Friday, April 26, 2013


Today's responses are to the poignant story, Angel of Kokoda, told through the eyes of a child along the Kokoda Track during WWII. Our focus was on how the author used a variety of devices to bring alive something of the past. The following are excerpts of Senior MY's writing.

Madi wrote: Mark Wilson has yet again written an emotive, soulful book that really makes you think. The themes of war and friendship were intertwined really well as each theme made the other shine. Talking about "shine', the illustrations were amazing. I loved the impressionistic feel to them and the vibrance of the colours added light to such a dark topic that is war......
Amber wrote:Kokoda, a very famous trail in Papua New Guinea, has had many different stories written about it, but one very well written story is "Angel of Kokoda" by Mark the story, the use of colour made a big difference and helped me understand the story better...especially the way black and white were used for emotion.
Rylee reflected: Kari and the soldier struggled through the jungle, over rocks and through the mud until they finally stopped, tired and sweating. A butterfly landed on the soldier's wounds as his breathing became lighter and lighter...a beautiful story about friendship and bravery woven together!
Carley thought: Combining the black and white images with the colourful ones was very clever as it told us which action reminded Kari of his mother....some images stood out to me such as butterflies and angels. These symbols represent a new life and freedom.
From Caitie: The author, Mark Wilson, made great use of effective action language such as "trickled","emerged" and "fluttered."
And Mairead:As sad as the story seems, the saddest, most symbolic and moving part for me was when the butterfly was like the dead soldier's spirit flying into heaven.

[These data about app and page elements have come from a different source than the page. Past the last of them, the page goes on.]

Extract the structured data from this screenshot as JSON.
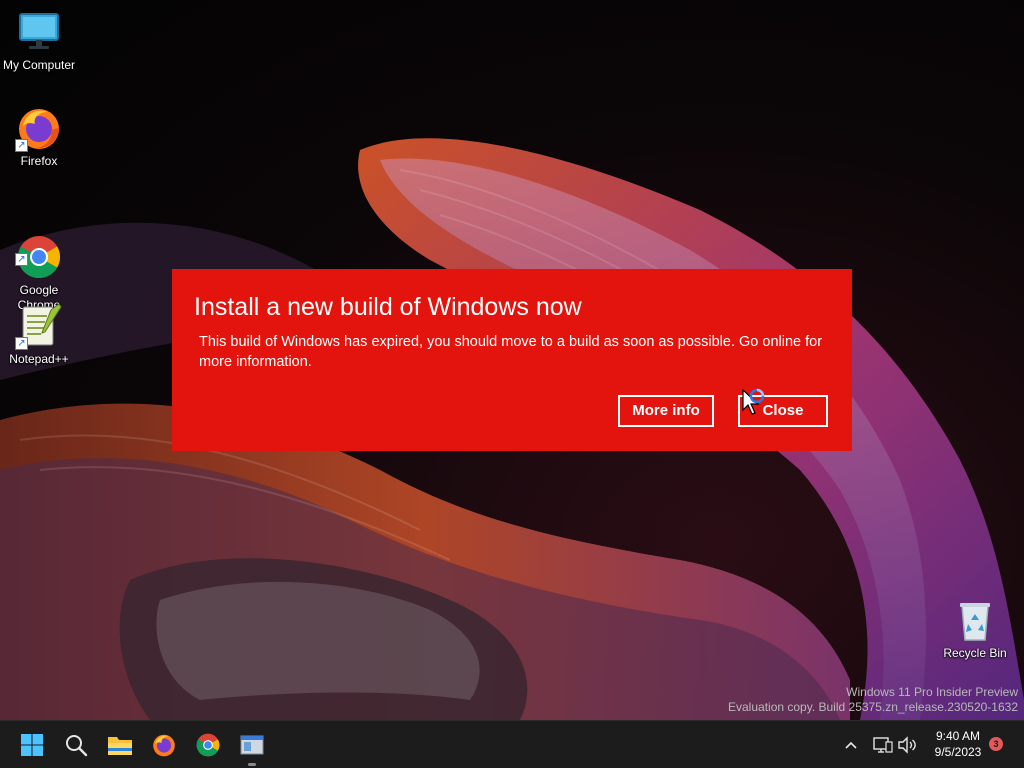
{
  "desktop": {
    "icons": [
      {
        "label": "My Computer",
        "icon": "monitor-icon"
      },
      {
        "label": "Firefox",
        "icon": "firefox-icon"
      },
      {
        "label": "Google\nChrome",
        "icon": "chrome-icon"
      },
      {
        "label": "Notepad++",
        "icon": "notepad-plus-plus-icon"
      },
      {
        "label": "Recycle Bin",
        "icon": "recycle-bin-icon"
      }
    ]
  },
  "dialog": {
    "title": "Install a new build of Windows now",
    "message": "This build of Windows has expired, you should move to a build as soon as possible. Go online for more information.",
    "more_info_label": "More info",
    "close_label": "Close",
    "background_color": "#e2140d"
  },
  "watermark": {
    "line1": "Windows 11 Pro Insider Preview",
    "line2": "Evaluation copy. Build 25375.zn_release.230520-1632"
  },
  "taskbar": {
    "pinned": [
      "start-icon",
      "search-icon",
      "file-explorer-icon",
      "firefox-icon",
      "chrome-icon",
      "app-window-icon"
    ],
    "clock": {
      "time": "9:40 AM",
      "date": "9/5/2023"
    },
    "notification_count": "3"
  }
}
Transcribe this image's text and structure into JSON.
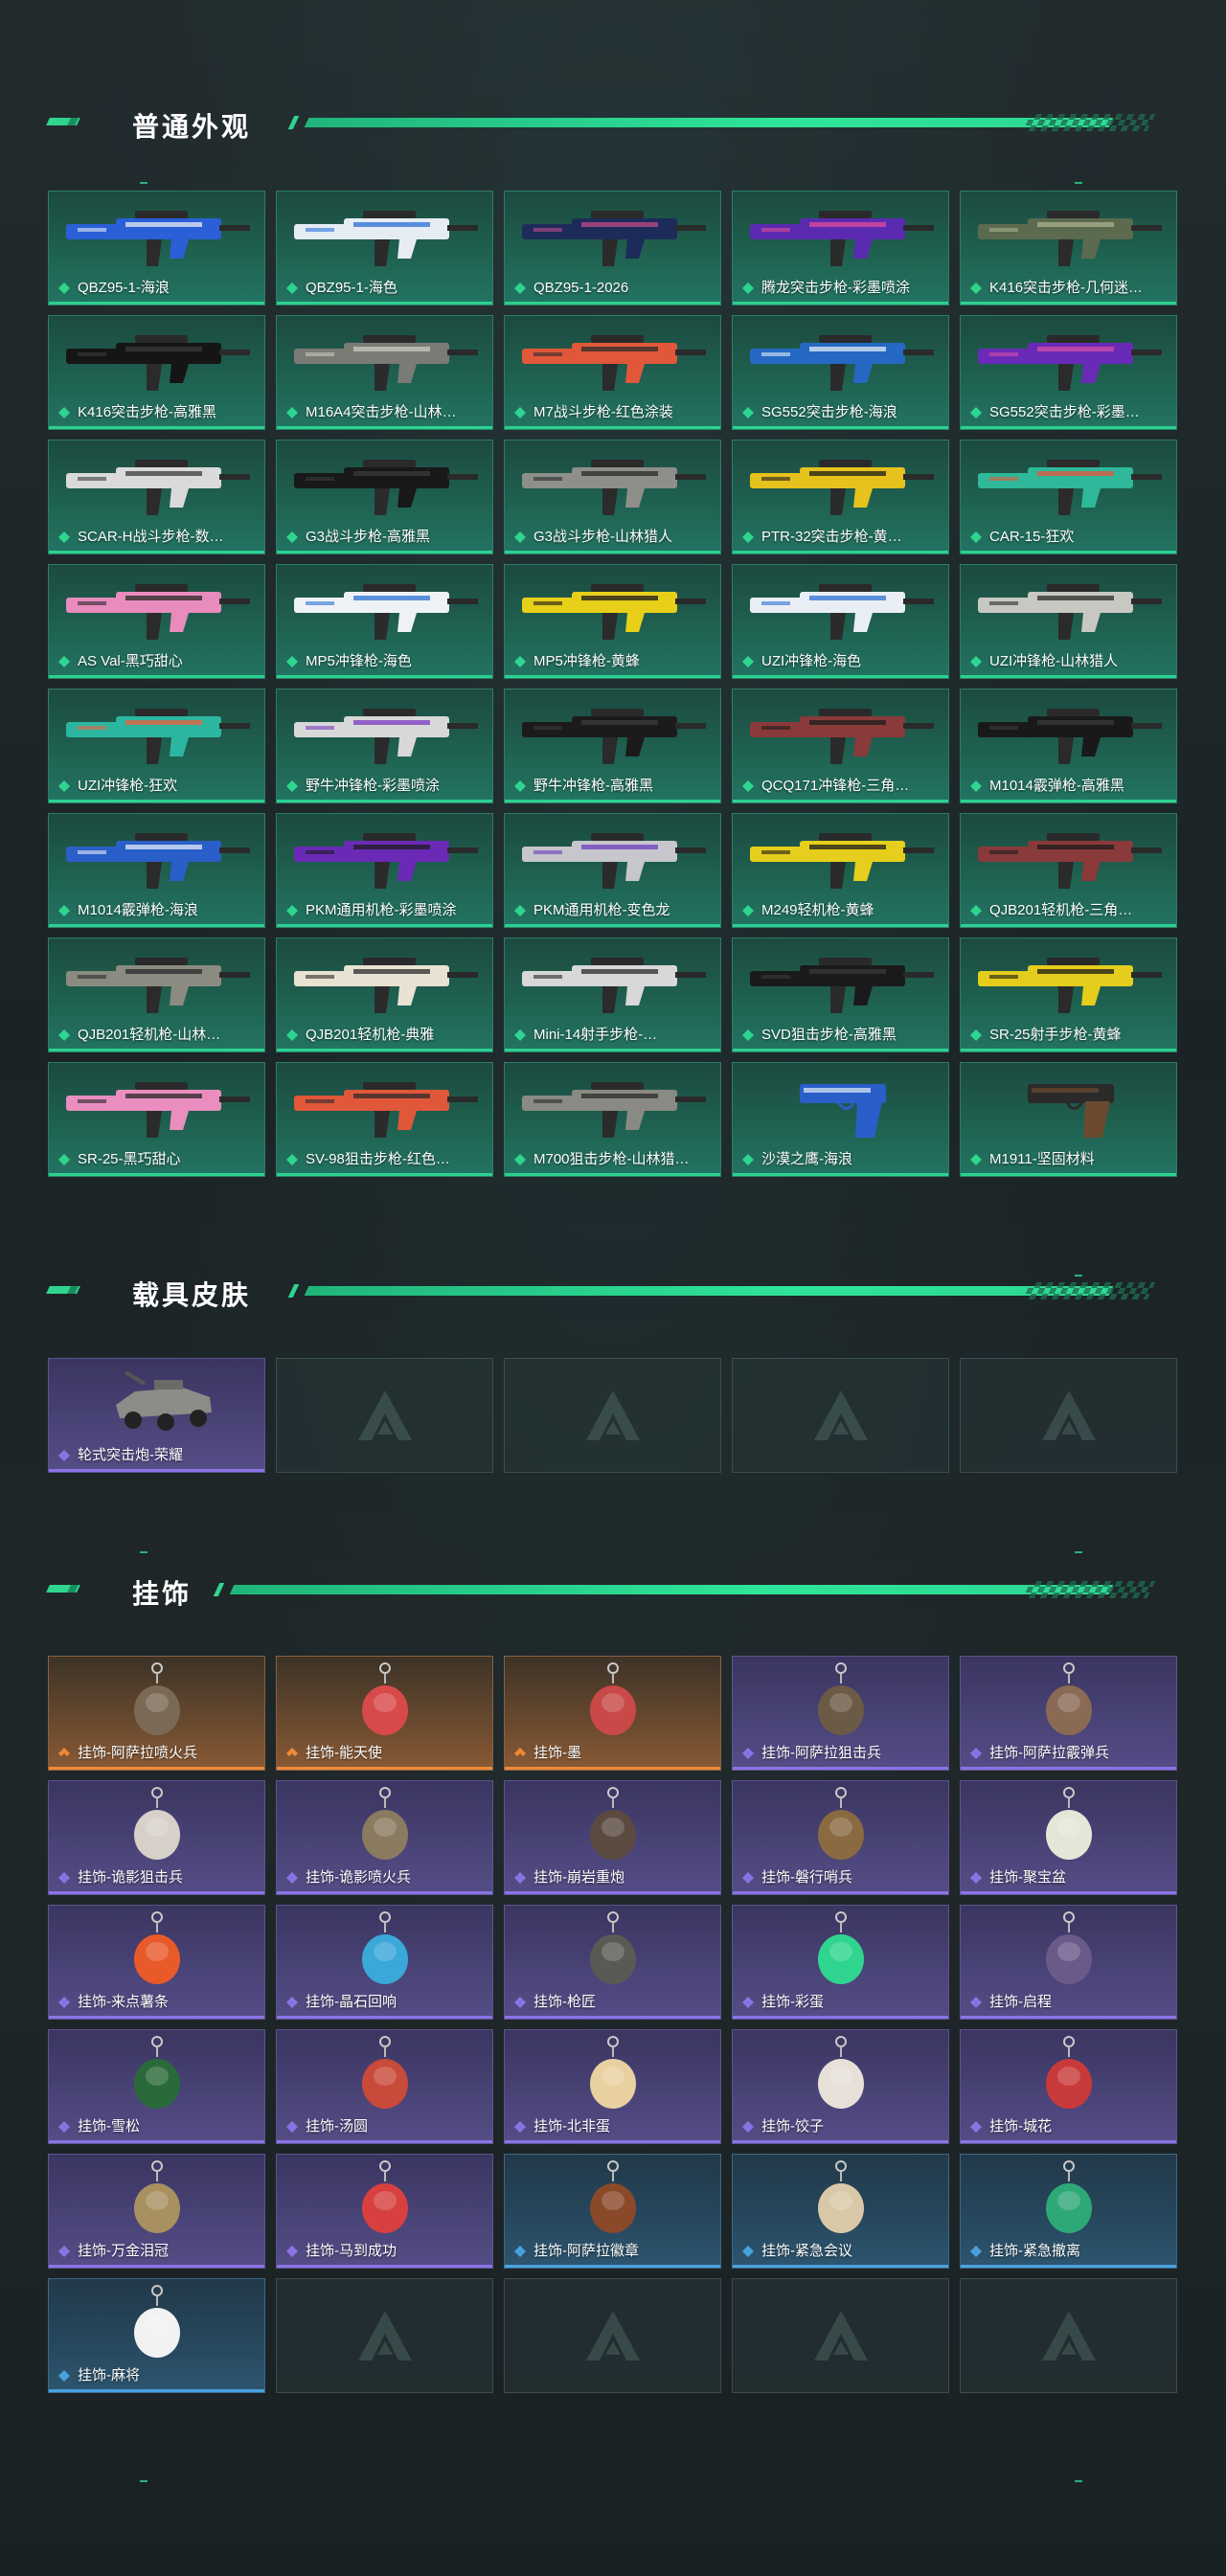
{
  "sections": {
    "weapons": {
      "title": "普通外观",
      "items": [
        {
          "label": "QBZ95-1-海浪",
          "color": "#2a5fd8",
          "accent": "#e9eef5"
        },
        {
          "label": "QBZ95-1-海色",
          "color": "#e6ecf3",
          "accent": "#2a6fd8"
        },
        {
          "label": "QBZ95-1-2026",
          "color": "#1d2b5a",
          "accent": "#c24b8a"
        },
        {
          "label": "腾龙突击步枪-彩墨喷涂",
          "color": "#5a2ab0",
          "accent": "#e04c9a"
        },
        {
          "label": "K416突击步枪-几何迷…",
          "color": "#5c6a50",
          "accent": "#a9b38e"
        },
        {
          "label": "K416突击步枪-高雅黑",
          "color": "#151515",
          "accent": "#3a3a3a"
        },
        {
          "label": "M16A4突击步枪-山林…",
          "color": "#7b7b76",
          "accent": "#c9c9c2"
        },
        {
          "label": "M7战斗步枪-红色涂装",
          "color": "#e0573a",
          "accent": "#2b2b2b"
        },
        {
          "label": "SG552突击步枪-海浪",
          "color": "#2569c4",
          "accent": "#e3eef8"
        },
        {
          "label": "SG552突击步枪-彩墨…",
          "color": "#6a2ab8",
          "accent": "#d54fa8"
        },
        {
          "label": "SCAR-H战斗步枪-数…",
          "color": "#dadada",
          "accent": "#3a3a3a"
        },
        {
          "label": "G3战斗步枪-高雅黑",
          "color": "#181818",
          "accent": "#3b3b3b"
        },
        {
          "label": "G3战斗步枪-山林猎人",
          "color": "#8e8e8a",
          "accent": "#2a2a2a"
        },
        {
          "label": "PTR-32突击步枪-黄…",
          "color": "#e5c21c",
          "accent": "#1a1a1a"
        },
        {
          "label": "CAR-15-狂欢",
          "color": "#2fb89a",
          "accent": "#e9553a"
        },
        {
          "label": "AS Val-黑巧甜心",
          "color": "#e88bbd",
          "accent": "#262626"
        },
        {
          "label": "MP5冲锋枪-海色",
          "color": "#eef2f7",
          "accent": "#2c6fd2"
        },
        {
          "label": "MP5冲锋枪-黄蜂",
          "color": "#e8cf1a",
          "accent": "#161616"
        },
        {
          "label": "UZI冲锋枪-海色",
          "color": "#e9eef5",
          "accent": "#2c6fd2"
        },
        {
          "label": "UZI冲锋枪-山林猎人",
          "color": "#c8c8c2",
          "accent": "#2a2a2a"
        },
        {
          "label": "UZI冲锋枪-狂欢",
          "color": "#2cb6a0",
          "accent": "#ef5d3c"
        },
        {
          "label": "野牛冲锋枪-彩墨喷涂",
          "color": "#d8d8d8",
          "accent": "#7a3ac2"
        },
        {
          "label": "野牛冲锋枪-高雅黑",
          "color": "#1b1b1b",
          "accent": "#3c3c3c"
        },
        {
          "label": "QCQ171冲锋枪-三角…",
          "color": "#8a3a3a",
          "accent": "#1c1c1c"
        },
        {
          "label": "M1014霰弹枪-高雅黑",
          "color": "#191919",
          "accent": "#3a3a3a"
        },
        {
          "label": "M1014霰弹枪-海浪",
          "color": "#2a5ec8",
          "accent": "#e6eef8"
        },
        {
          "label": "PKM通用机枪-彩墨喷涂",
          "color": "#6a2ab6",
          "accent": "#1c1c1c"
        },
        {
          "label": "PKM通用机枪-变色龙",
          "color": "#c6c6cc",
          "accent": "#6b3bc0"
        },
        {
          "label": "M249轻机枪-黄蜂",
          "color": "#e6cf1c",
          "accent": "#181818"
        },
        {
          "label": "QJB201轻机枪-三角…",
          "color": "#8a3a3a",
          "accent": "#1c1c1c"
        },
        {
          "label": "QJB201轻机枪-山林…",
          "color": "#8b8b82",
          "accent": "#2a2a2a"
        },
        {
          "label": "QJB201轻机枪-典雅",
          "color": "#e8e2d2",
          "accent": "#2a2a2a"
        },
        {
          "label": "Mini-14射手步枪-…",
          "color": "#d8d8d8",
          "accent": "#2a2a2a"
        },
        {
          "label": "SVD狙击步枪-高雅黑",
          "color": "#1a1a1a",
          "accent": "#3a3a3a"
        },
        {
          "label": "SR-25射手步枪-黄蜂",
          "color": "#e4cd1c",
          "accent": "#181818"
        },
        {
          "label": "SR-25-黑巧甜心",
          "color": "#ea8ec0",
          "accent": "#262626"
        },
        {
          "label": "SV-98狙击步枪-红色…",
          "color": "#e0573a",
          "accent": "#2b2b2b"
        },
        {
          "label": "M700狙击步枪-山林猎…",
          "color": "#8a8a84",
          "accent": "#2a2a2a"
        },
        {
          "label": "沙漠之鹰-海浪",
          "color": "#2a5ec8",
          "accent": "#e6eef8"
        },
        {
          "label": "M1911-坚固材料",
          "color": "#2a2a2a",
          "accent": "#6b4a30"
        }
      ]
    },
    "vehicles": {
      "title": "载具皮肤",
      "items": [
        {
          "label": "轮式突击炮-荣耀",
          "rarity": "purple"
        }
      ]
    },
    "charms": {
      "title": "挂饰",
      "items": [
        {
          "label": "挂饰-阿萨拉喷火兵",
          "rarity": "orange",
          "color": "#7a6a55"
        },
        {
          "label": "挂饰-能天使",
          "rarity": "orange",
          "color": "#d84a4a"
        },
        {
          "label": "挂饰-墨",
          "rarity": "orange",
          "color": "#c94848"
        },
        {
          "label": "挂饰-阿萨拉狙击兵",
          "rarity": "purple",
          "color": "#6b5a45"
        },
        {
          "label": "挂饰-阿萨拉霰弹兵",
          "rarity": "purple",
          "color": "#8a6a55"
        },
        {
          "label": "挂饰-诡影狙击兵",
          "rarity": "purple",
          "color": "#d6d0c8"
        },
        {
          "label": "挂饰-诡影喷火兵",
          "rarity": "purple",
          "color": "#8a7a60"
        },
        {
          "label": "挂饰-崩岩重炮",
          "rarity": "purple",
          "color": "#5a4a40"
        },
        {
          "label": "挂饰-磐行哨兵",
          "rarity": "purple",
          "color": "#8a6a40"
        },
        {
          "label": "挂饰-聚宝盆",
          "rarity": "purple",
          "color": "#e6e6d8"
        },
        {
          "label": "挂饰-来点薯条",
          "rarity": "purple",
          "color": "#e85a2a"
        },
        {
          "label": "挂饰-晶石回响",
          "rarity": "purple",
          "color": "#3aa8d8"
        },
        {
          "label": "挂饰-枪匠",
          "rarity": "purple",
          "color": "#5a5a55"
        },
        {
          "label": "挂饰-彩蛋",
          "rarity": "purple",
          "color": "#2fd58f"
        },
        {
          "label": "挂饰-启程",
          "rarity": "purple",
          "color": "#6a5a8a"
        },
        {
          "label": "挂饰-雪松",
          "rarity": "purple",
          "color": "#2a6a3a"
        },
        {
          "label": "挂饰-汤圆",
          "rarity": "purple",
          "color": "#c84a3a"
        },
        {
          "label": "挂饰-北非蛋",
          "rarity": "purple",
          "color": "#e8d0a0"
        },
        {
          "label": "挂饰-饺子",
          "rarity": "purple",
          "color": "#e6e0d8"
        },
        {
          "label": "挂饰-城花",
          "rarity": "purple",
          "color": "#c83a3a"
        },
        {
          "label": "挂饰-万金泪冠",
          "rarity": "purple",
          "color": "#a89060"
        },
        {
          "label": "挂饰-马到成功",
          "rarity": "purple",
          "color": "#d84040"
        },
        {
          "label": "挂饰-阿萨拉徽章",
          "rarity": "blue",
          "color": "#8a4a2a"
        },
        {
          "label": "挂饰-紧急会议",
          "rarity": "blue",
          "color": "#d8c8a8"
        },
        {
          "label": "挂饰-紧急撤离",
          "rarity": "blue",
          "color": "#2fa878"
        },
        {
          "label": "挂饰-麻将",
          "rarity": "blue",
          "color": "#f2f2f2"
        }
      ]
    }
  },
  "colors": {
    "accent_green": "#2fd58f",
    "rarity_purple": "#8b74e6",
    "rarity_orange": "#f08a37",
    "rarity_blue": "#4aa2e0"
  }
}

  1. Congratulations Senior MY!
    Your reflections are magnificent. I enjoyed reading your thoughts as much as I enjoyed reading the story. It is very powerful with it's message and symbolism. I always cry when I read this story to my class. Thank you for sharing such deep and emotive reflections.
    Mrs Verona Gridley

  2. Amazing Senior MY,
    Your reponse to this captivating and powerful text reflects your empathy for those who walked and experienced the Kokoda Trail. Mark Wilson would be moved by your understanding of his message but also be amazed by your observations of his literary skills.
    The bravery and friendships forged on the Kokoda Trail are entrenched in the fabric of our connection with our history.Literature is a dynamic and powerful way to share the narrative of that history. You have taken away so much learning that you can apply to future experiences of literature. Well done.

  3. Beautiful reflections on this moving story, Senior MY. I really enjoyed reading them and I am very impressed with your own emotive language.
    Great job!

  4. Thank you for sharing these very thoughtful responses. I loved the emotive language that you used to express what the book was about. I am going to try and find a copy of this book now as you have inspired me to read it.
    From Miss Gale

  5. At school I read this book and copied on of the pages for art with oil pastels